WHAT NEEDS TO BE DONE: Go through the data underneath and report how many lines hold the string "Gold", giving only the number.

- - -

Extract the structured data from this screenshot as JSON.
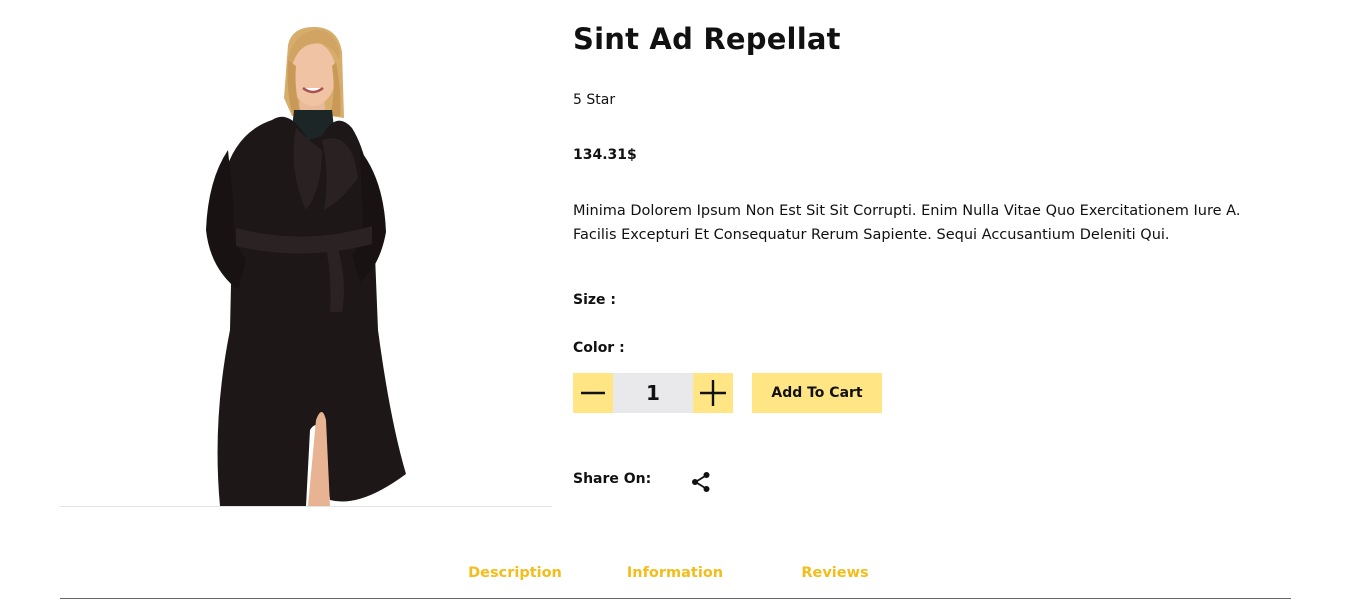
{
  "product": {
    "title": "Sint Ad Repellat",
    "rating": "5 Star",
    "price": "134.31$",
    "description": "Minima Dolorem Ipsum Non Est Sit Sit Corrupti. Enim Nulla Vitae Quo Exercitationem Iure A. Facilis Excepturi Et Consequatur Rerum Sapiente. Sequi Accusantium Deleniti Qui.",
    "size_label": "Size :",
    "color_label": "Color :",
    "quantity": "1",
    "add_to_cart_label": "Add To Cart",
    "share_label": "Share On:",
    "icons": {
      "decrement": "minus-icon",
      "increment": "plus-icon",
      "share": "share-icon"
    }
  },
  "tabs": [
    {
      "label": "Description"
    },
    {
      "label": "Information"
    },
    {
      "label": "Reviews"
    }
  ],
  "colors": {
    "accent": "#ffe584",
    "tab_text": "#f4bd1b",
    "quantity_bg": "#e9e9ec",
    "coat": "#1d1717"
  }
}
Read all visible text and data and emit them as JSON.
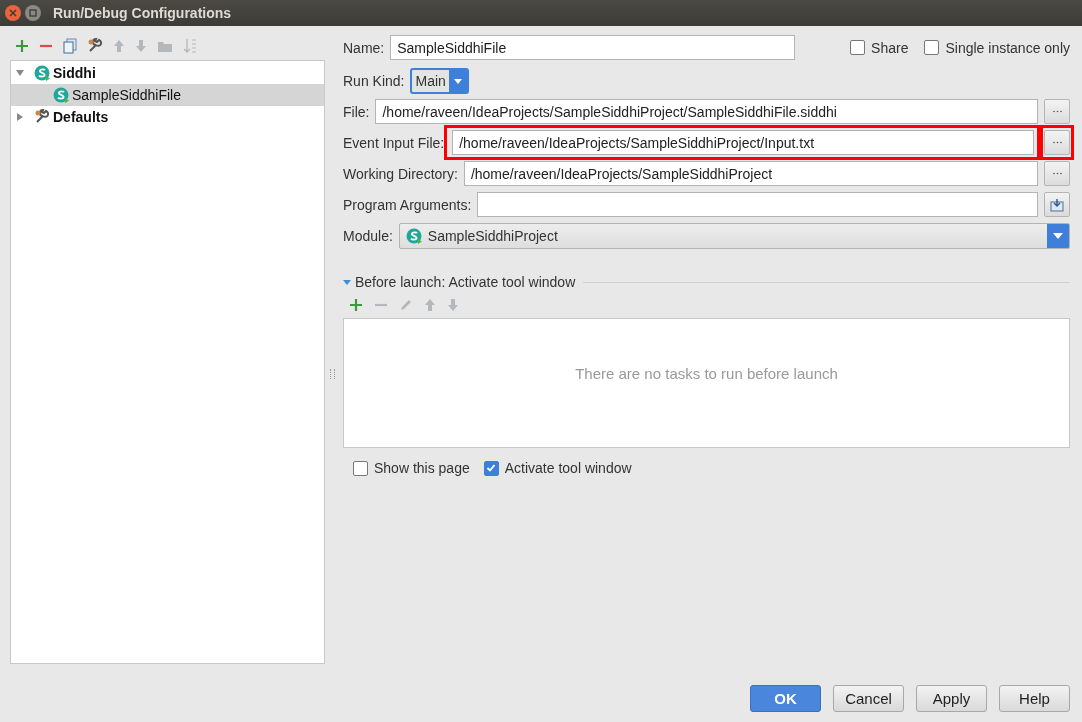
{
  "window": {
    "title": "Run/Debug Configurations"
  },
  "toolbar": [
    {
      "kind": "add",
      "disabled": false
    },
    {
      "kind": "remove",
      "disabled": false
    },
    {
      "kind": "copy",
      "disabled": false
    },
    {
      "kind": "wrench",
      "disabled": false
    },
    {
      "kind": "up",
      "disabled": true
    },
    {
      "kind": "down",
      "disabled": true
    },
    {
      "kind": "folder",
      "disabled": true
    },
    {
      "kind": "sort",
      "disabled": true
    }
  ],
  "tree": [
    {
      "label": "Siddhi",
      "kind": "siddhi",
      "expanded": true,
      "selected": false,
      "children": [
        {
          "label": "SampleSiddhiFile",
          "kind": "siddhi",
          "selected": false,
          "highlighted": true
        }
      ]
    },
    {
      "label": "Defaults",
      "kind": "wrench",
      "expanded": false,
      "selected": false
    }
  ],
  "name": {
    "label": "Name:",
    "value": "SampleSiddhiFile"
  },
  "share": {
    "label": "Share",
    "checked": false
  },
  "single_instance": {
    "label": "Single instance only",
    "checked": false
  },
  "run_kind": {
    "label": "Run Kind:",
    "value": "Main"
  },
  "fields": [
    {
      "label": "File:",
      "value": "/home/raveen/IdeaProjects/SampleSiddhiProject/SampleSiddhiFile.siddhi",
      "kind": "browse",
      "highlighted": false
    },
    {
      "label": "Event Input File:",
      "value": "/home/raveen/IdeaProjects/SampleSiddhiProject/Input.txt",
      "kind": "browse",
      "highlighted": true
    },
    {
      "label": "Working Directory:",
      "value": "/home/raveen/IdeaProjects/SampleSiddhiProject",
      "kind": "browse",
      "highlighted": false
    },
    {
      "label": "Program Arguments:",
      "kind": "expand",
      "highlighted": false
    }
  ],
  "module": {
    "label": "Module:",
    "value": "SampleSiddhiProject"
  },
  "before_launch": {
    "title": "Before launch: Activate tool window",
    "expanded": true,
    "toolbar": [
      {
        "kind": "add",
        "disabled": false
      },
      {
        "kind": "remove",
        "disabled": true
      },
      {
        "kind": "edit",
        "disabled": true
      },
      {
        "kind": "up",
        "disabled": true
      },
      {
        "kind": "down",
        "disabled": true
      }
    ],
    "empty_text": "There are no tasks to run before launch"
  },
  "options": [
    {
      "label": "Show this page",
      "checked": false
    },
    {
      "label": "Activate tool window",
      "checked": true
    }
  ],
  "buttons": [
    {
      "label": "OK",
      "default": true
    },
    {
      "label": "Cancel",
      "default": false
    },
    {
      "label": "Apply",
      "default": false
    },
    {
      "label": "Help",
      "default": false
    }
  ]
}
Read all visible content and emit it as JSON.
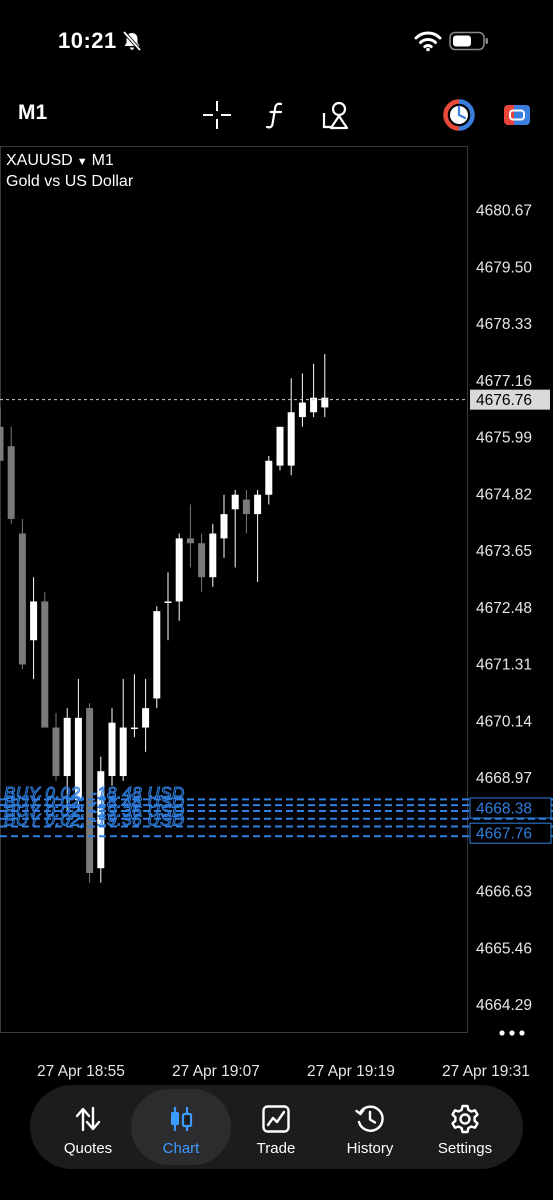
{
  "status": {
    "time": "10:21"
  },
  "toolbar": {
    "timeframe": "M1"
  },
  "symbol": {
    "name": "XAUUSD",
    "timeframe": "M1",
    "description": "Gold vs US Dollar"
  },
  "chart_data": {
    "type": "candlestick",
    "title": "XAUUSD M1",
    "subtitle": "Gold vs US Dollar",
    "yaxis_ticks": [
      4680.67,
      4679.5,
      4678.33,
      4677.16,
      4675.99,
      4674.82,
      4673.65,
      4672.48,
      4671.31,
      4670.14,
      4668.97,
      4667.8,
      4666.63,
      4665.46,
      4664.29
    ],
    "yaxis_tick_labels": [
      "4680.67",
      "4679.50",
      "4678.33",
      "4677.16",
      "4675.99",
      "4674.82",
      "4673.65",
      "4672.48",
      "4671.31",
      "4670.14",
      "4668.97",
      "4667.80",
      "4666.63",
      "4665.46",
      "4664.29"
    ],
    "ylim": [
      4663.8,
      4681.4
    ],
    "xaxis_labels": [
      "27 Apr 18:55",
      "27 Apr 19:07",
      "27 Apr 19:19",
      "27 Apr 19:31"
    ],
    "current_price": "4676.76",
    "position_prices": [
      "4668.38",
      "4667.76"
    ],
    "position_lines": [
      4668.52,
      4668.4,
      4668.28,
      4668.12,
      4667.96,
      4667.76
    ],
    "position_labels": [
      "BUY 0.02, -18.48 USD",
      "BUY 0.02, -18.48 USD",
      "BUY 0.02, -19.36 USD",
      "BUY 0.02, -19.36 USD"
    ],
    "grid": false,
    "candles": [
      {
        "o": 4676.2,
        "h": 4676.6,
        "l": 4675.5,
        "c": 4675.5
      },
      {
        "o": 4675.8,
        "h": 4676.2,
        "l": 4674.2,
        "c": 4674.3
      },
      {
        "o": 4674.0,
        "h": 4674.3,
        "l": 4671.2,
        "c": 4671.3
      },
      {
        "o": 4671.8,
        "h": 4673.1,
        "l": 4671.0,
        "c": 4672.6
      },
      {
        "o": 4672.6,
        "h": 4672.8,
        "l": 4670.0,
        "c": 4670.0
      },
      {
        "o": 4670.0,
        "h": 4670.3,
        "l": 4668.9,
        "c": 4669.0
      },
      {
        "o": 4669.0,
        "h": 4670.4,
        "l": 4668.3,
        "c": 4670.2
      },
      {
        "o": 4668.5,
        "h": 4671.0,
        "l": 4668.3,
        "c": 4670.2
      },
      {
        "o": 4670.4,
        "h": 4670.5,
        "l": 4666.8,
        "c": 4667.0
      },
      {
        "o": 4667.1,
        "h": 4669.4,
        "l": 4666.8,
        "c": 4669.1
      },
      {
        "o": 4669.0,
        "h": 4670.4,
        "l": 4668.8,
        "c": 4670.1
      },
      {
        "o": 4669.0,
        "h": 4671.0,
        "l": 4668.9,
        "c": 4670.0
      },
      {
        "o": 4670.0,
        "h": 4671.1,
        "l": 4669.8,
        "c": 4670.0
      },
      {
        "o": 4670.0,
        "h": 4671.0,
        "l": 4669.5,
        "c": 4670.4
      },
      {
        "o": 4670.6,
        "h": 4672.5,
        "l": 4670.4,
        "c": 4672.4
      },
      {
        "o": 4672.6,
        "h": 4673.2,
        "l": 4671.8,
        "c": 4672.6
      },
      {
        "o": 4672.6,
        "h": 4674.0,
        "l": 4672.2,
        "c": 4673.9
      },
      {
        "o": 4673.9,
        "h": 4674.6,
        "l": 4673.3,
        "c": 4673.8
      },
      {
        "o": 4673.8,
        "h": 4674.0,
        "l": 4672.8,
        "c": 4673.1
      },
      {
        "o": 4673.1,
        "h": 4674.2,
        "l": 4672.9,
        "c": 4674.0
      },
      {
        "o": 4673.9,
        "h": 4674.8,
        "l": 4673.5,
        "c": 4674.4
      },
      {
        "o": 4674.5,
        "h": 4674.9,
        "l": 4673.3,
        "c": 4674.8
      },
      {
        "o": 4674.7,
        "h": 4674.9,
        "l": 4674.0,
        "c": 4674.4
      },
      {
        "o": 4674.4,
        "h": 4674.9,
        "l": 4673.0,
        "c": 4674.8
      },
      {
        "o": 4674.8,
        "h": 4675.6,
        "l": 4674.6,
        "c": 4675.5
      },
      {
        "o": 4675.4,
        "h": 4676.0,
        "l": 4675.3,
        "c": 4676.2
      },
      {
        "o": 4675.4,
        "h": 4677.2,
        "l": 4675.2,
        "c": 4676.5
      },
      {
        "o": 4676.4,
        "h": 4677.3,
        "l": 4676.2,
        "c": 4676.7
      },
      {
        "o": 4676.5,
        "h": 4677.5,
        "l": 4676.4,
        "c": 4676.8
      },
      {
        "o": 4676.6,
        "h": 4677.7,
        "l": 4676.4,
        "c": 4676.8
      }
    ]
  },
  "tabs": [
    {
      "label": "Quotes",
      "icon": "arrows-updown-icon"
    },
    {
      "label": "Chart",
      "icon": "candlestick-icon"
    },
    {
      "label": "Trade",
      "icon": "trade-chart-icon"
    },
    {
      "label": "History",
      "icon": "history-clock-icon"
    },
    {
      "label": "Settings",
      "icon": "gear-icon"
    }
  ],
  "active_tab": "Chart",
  "colors": {
    "background": "#000000",
    "accent": "#3d9bff",
    "position_line": "#2f7fe0",
    "bull_candle": "#ffffff",
    "bear_candle": "#7a7a7a",
    "tabbar": "#1c1c1e"
  }
}
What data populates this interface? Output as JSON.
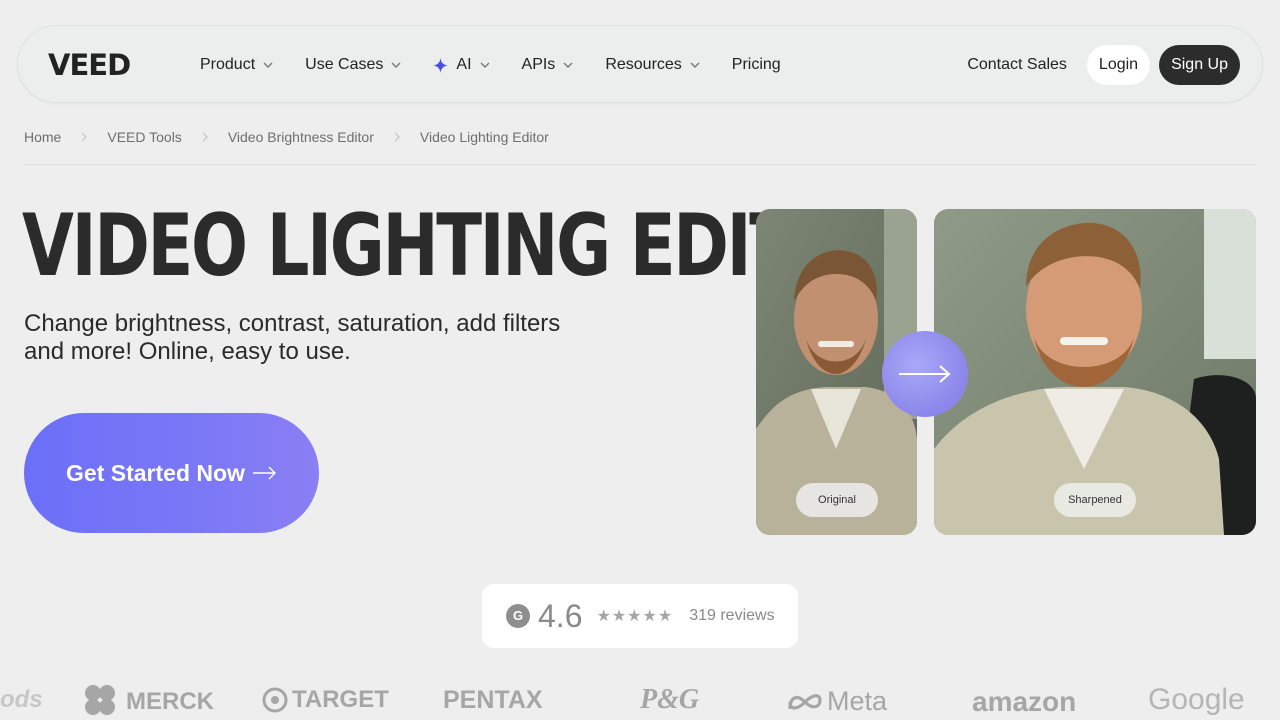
{
  "nav": {
    "logo": "VEED",
    "items": [
      {
        "label": "Product",
        "has_dropdown": true
      },
      {
        "label": "Use Cases",
        "has_dropdown": true
      },
      {
        "label": "AI",
        "has_dropdown": true,
        "icon": "sparkle-icon"
      },
      {
        "label": "APIs",
        "has_dropdown": true
      },
      {
        "label": "Resources",
        "has_dropdown": true
      },
      {
        "label": "Pricing",
        "has_dropdown": false
      }
    ],
    "contact": "Contact Sales",
    "login": "Login",
    "signup": "Sign Up"
  },
  "breadcrumb": [
    "Home",
    "VEED Tools",
    "Video Brightness Editor",
    "Video Lighting Editor"
  ],
  "hero": {
    "title": "VIDEO LIGHTING EDITOR",
    "subtitle_line1": "Change brightness, contrast, saturation, add filters",
    "subtitle_line2": "and more! Online, easy to use.",
    "cta": "Get Started Now"
  },
  "compare": {
    "left_label": "Original",
    "right_label": "Sharpened"
  },
  "rating": {
    "score": "4.6",
    "stars": "★★★★★",
    "reviews": "319 reviews"
  },
  "logos": [
    "ods",
    "MERCK",
    "TARGET",
    "PENTAX",
    "P&G",
    "Meta",
    "amazon",
    "Google"
  ],
  "colors": {
    "background": "#edeeed",
    "cta_start": "#6b6ff8",
    "cta_end": "#8a7ff3",
    "signup_bg": "#2c2c2c",
    "ai_sparkle": "#4a4cf0"
  }
}
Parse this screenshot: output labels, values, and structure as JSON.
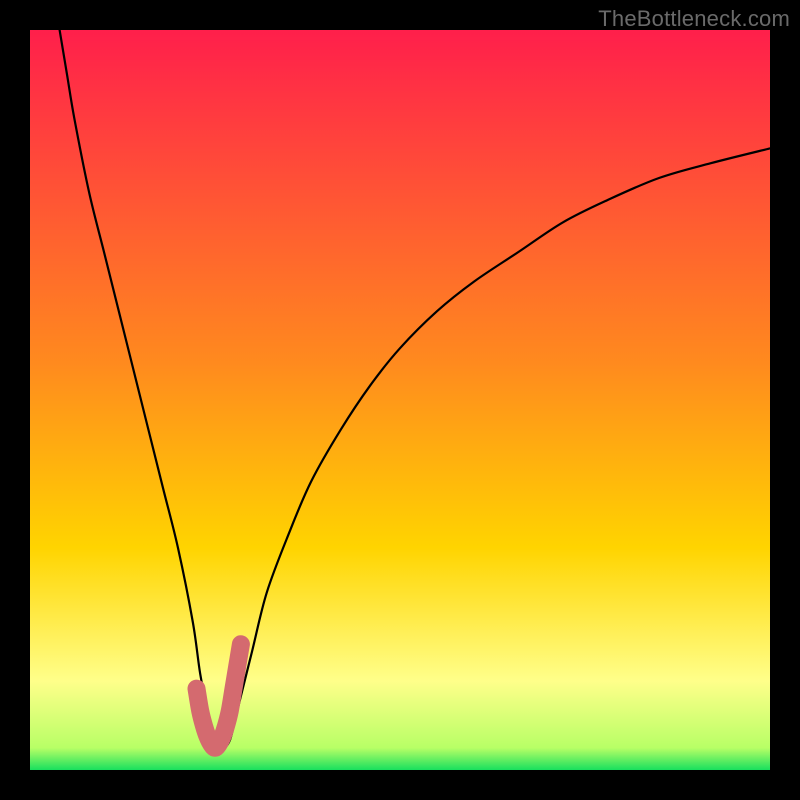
{
  "watermark": "TheBottleneck.com",
  "chart_data": {
    "type": "line",
    "title": "",
    "xlabel": "",
    "ylabel": "",
    "xlim": [
      0,
      100
    ],
    "ylim": [
      0,
      100
    ],
    "grid": false,
    "legend": false,
    "background_gradient": {
      "top_color": "#ff1f4b",
      "mid_color": "#ffd400",
      "low_color": "#ffff8a",
      "bottom_color": "#18e05e"
    },
    "series": [
      {
        "name": "bottleneck-curve",
        "x": [
          4,
          5,
          6,
          8,
          10,
          12,
          14,
          16,
          18,
          20,
          22,
          23,
          24,
          25,
          26,
          27,
          28,
          30,
          32,
          35,
          38,
          42,
          46,
          50,
          55,
          60,
          66,
          72,
          78,
          85,
          92,
          100
        ],
        "y": [
          100,
          94,
          88,
          78,
          70,
          62,
          54,
          46,
          38,
          30,
          20,
          13,
          8,
          4,
          3,
          4,
          8,
          16,
          24,
          32,
          39,
          46,
          52,
          57,
          62,
          66,
          70,
          74,
          77,
          80,
          82,
          84
        ]
      },
      {
        "name": "optimal-zone-highlight",
        "x": [
          22.5,
          23,
          23.5,
          24,
          24.5,
          25,
          25.5,
          26,
          26.5,
          27,
          27.5,
          28,
          28.5
        ],
        "y": [
          11,
          8,
          6,
          4.5,
          3.5,
          3,
          3.5,
          4.5,
          6,
          8,
          11,
          14,
          17
        ]
      }
    ],
    "annotations": []
  },
  "colors": {
    "curve": "#000000",
    "highlight": "#d46a6f",
    "frame": "#000000"
  }
}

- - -

ANSWER TO THE PROBLEM: 2